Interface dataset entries
+ + +
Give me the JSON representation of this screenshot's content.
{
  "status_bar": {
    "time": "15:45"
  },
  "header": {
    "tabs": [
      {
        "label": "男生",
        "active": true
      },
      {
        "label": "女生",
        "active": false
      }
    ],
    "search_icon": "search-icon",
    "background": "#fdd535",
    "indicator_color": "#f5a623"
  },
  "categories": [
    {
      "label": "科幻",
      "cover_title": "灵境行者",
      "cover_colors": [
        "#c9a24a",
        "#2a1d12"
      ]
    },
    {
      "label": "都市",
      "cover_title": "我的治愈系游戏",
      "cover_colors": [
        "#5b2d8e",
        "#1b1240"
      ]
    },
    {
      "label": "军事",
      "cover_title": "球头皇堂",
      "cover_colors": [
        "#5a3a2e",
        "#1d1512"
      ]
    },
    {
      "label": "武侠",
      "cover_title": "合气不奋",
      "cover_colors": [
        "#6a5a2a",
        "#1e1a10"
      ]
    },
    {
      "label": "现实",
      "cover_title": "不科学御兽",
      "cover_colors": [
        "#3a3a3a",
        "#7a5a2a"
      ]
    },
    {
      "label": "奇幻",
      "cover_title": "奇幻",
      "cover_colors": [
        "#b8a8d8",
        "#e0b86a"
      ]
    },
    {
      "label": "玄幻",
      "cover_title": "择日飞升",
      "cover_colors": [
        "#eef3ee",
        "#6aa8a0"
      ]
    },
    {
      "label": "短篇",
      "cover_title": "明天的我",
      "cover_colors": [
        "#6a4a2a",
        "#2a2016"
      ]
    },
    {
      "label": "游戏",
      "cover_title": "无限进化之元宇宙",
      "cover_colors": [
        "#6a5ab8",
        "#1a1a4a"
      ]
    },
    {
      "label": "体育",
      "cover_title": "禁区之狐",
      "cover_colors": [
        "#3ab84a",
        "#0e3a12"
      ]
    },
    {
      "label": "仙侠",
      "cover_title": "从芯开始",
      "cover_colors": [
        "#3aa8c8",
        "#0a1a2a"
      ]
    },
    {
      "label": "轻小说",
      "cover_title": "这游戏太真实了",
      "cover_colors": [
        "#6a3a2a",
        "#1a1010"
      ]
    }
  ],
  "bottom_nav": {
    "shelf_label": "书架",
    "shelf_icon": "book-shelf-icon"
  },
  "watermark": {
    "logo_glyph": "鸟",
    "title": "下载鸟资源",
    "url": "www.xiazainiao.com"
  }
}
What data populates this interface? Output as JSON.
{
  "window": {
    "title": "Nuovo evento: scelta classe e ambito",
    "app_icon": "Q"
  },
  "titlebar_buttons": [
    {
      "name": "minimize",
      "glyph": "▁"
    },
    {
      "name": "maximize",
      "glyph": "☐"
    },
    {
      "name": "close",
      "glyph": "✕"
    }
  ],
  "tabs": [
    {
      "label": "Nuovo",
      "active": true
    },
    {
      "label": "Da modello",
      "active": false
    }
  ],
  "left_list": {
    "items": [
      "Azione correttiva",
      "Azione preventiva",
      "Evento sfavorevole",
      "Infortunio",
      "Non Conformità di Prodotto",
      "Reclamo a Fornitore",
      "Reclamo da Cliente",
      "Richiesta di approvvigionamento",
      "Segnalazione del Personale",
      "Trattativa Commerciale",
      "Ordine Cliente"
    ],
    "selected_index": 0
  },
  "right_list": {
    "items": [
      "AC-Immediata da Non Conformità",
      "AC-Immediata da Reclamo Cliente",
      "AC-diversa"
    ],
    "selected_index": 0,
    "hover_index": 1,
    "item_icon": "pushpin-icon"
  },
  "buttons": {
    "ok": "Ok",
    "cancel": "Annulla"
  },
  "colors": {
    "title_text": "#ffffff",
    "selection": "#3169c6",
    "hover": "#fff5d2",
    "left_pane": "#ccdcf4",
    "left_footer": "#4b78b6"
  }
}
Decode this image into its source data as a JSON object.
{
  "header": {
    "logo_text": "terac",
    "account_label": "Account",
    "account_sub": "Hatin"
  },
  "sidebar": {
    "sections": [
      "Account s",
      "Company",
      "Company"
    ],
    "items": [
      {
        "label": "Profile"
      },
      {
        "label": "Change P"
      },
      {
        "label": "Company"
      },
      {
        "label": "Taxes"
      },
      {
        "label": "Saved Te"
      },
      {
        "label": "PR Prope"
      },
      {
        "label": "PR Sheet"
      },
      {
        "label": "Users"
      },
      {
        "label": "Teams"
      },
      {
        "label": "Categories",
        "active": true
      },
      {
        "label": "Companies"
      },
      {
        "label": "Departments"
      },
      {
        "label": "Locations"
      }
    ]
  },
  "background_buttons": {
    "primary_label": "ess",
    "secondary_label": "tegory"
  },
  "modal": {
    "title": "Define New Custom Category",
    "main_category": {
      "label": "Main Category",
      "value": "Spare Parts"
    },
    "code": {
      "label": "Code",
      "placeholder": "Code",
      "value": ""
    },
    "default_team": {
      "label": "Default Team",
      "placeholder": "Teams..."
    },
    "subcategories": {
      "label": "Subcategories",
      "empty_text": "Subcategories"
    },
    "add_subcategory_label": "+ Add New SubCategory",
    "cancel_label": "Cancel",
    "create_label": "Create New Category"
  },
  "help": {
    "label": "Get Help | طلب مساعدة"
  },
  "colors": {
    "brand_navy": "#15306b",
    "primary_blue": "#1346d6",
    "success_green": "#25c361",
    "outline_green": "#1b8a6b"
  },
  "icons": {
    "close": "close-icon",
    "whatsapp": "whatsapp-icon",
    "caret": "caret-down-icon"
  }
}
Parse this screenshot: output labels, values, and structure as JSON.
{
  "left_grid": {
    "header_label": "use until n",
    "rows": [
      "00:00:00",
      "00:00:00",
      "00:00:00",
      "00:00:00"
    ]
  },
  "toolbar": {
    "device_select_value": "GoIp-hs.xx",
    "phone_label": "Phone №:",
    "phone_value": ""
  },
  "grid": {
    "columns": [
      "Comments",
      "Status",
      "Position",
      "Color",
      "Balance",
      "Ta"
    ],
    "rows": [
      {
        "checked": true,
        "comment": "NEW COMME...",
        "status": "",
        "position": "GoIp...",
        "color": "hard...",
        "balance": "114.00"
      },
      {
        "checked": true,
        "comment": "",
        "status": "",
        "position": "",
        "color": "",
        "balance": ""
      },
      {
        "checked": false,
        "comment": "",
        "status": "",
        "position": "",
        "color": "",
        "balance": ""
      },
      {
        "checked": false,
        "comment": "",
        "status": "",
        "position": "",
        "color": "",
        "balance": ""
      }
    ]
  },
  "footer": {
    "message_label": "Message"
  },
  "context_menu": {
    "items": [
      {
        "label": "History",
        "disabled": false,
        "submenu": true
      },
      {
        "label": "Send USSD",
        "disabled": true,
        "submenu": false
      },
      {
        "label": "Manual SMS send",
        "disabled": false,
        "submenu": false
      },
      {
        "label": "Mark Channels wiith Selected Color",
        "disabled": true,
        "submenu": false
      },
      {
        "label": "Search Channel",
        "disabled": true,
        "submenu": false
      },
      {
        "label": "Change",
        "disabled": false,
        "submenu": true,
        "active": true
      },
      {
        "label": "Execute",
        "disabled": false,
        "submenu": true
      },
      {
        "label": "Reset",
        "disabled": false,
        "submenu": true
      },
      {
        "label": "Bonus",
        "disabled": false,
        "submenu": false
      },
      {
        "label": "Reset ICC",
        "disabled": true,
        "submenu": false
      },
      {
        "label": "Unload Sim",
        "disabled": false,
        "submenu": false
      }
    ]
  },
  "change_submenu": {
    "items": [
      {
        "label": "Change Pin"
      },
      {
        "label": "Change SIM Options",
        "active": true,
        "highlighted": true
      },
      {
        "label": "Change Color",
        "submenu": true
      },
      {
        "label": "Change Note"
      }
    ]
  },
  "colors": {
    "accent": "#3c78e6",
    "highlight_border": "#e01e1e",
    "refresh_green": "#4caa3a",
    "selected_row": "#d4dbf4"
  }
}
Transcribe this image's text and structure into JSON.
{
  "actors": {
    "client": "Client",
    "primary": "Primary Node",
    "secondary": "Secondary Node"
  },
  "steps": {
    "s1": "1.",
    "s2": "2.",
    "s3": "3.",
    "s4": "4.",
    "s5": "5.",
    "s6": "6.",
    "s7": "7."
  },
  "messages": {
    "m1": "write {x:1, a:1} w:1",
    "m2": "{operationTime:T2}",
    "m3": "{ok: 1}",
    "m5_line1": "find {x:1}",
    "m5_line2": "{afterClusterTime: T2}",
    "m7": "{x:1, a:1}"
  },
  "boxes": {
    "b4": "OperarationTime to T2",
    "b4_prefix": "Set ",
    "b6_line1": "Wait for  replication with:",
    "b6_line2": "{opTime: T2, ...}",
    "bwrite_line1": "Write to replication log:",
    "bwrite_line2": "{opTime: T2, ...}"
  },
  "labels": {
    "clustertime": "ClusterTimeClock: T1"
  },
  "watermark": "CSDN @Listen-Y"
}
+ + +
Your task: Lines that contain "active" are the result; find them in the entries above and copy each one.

Answer to the exercise:
        "active": true
        "active": false
      "active": true
      "active": false
        "active": true
        "active": true
        "active": true,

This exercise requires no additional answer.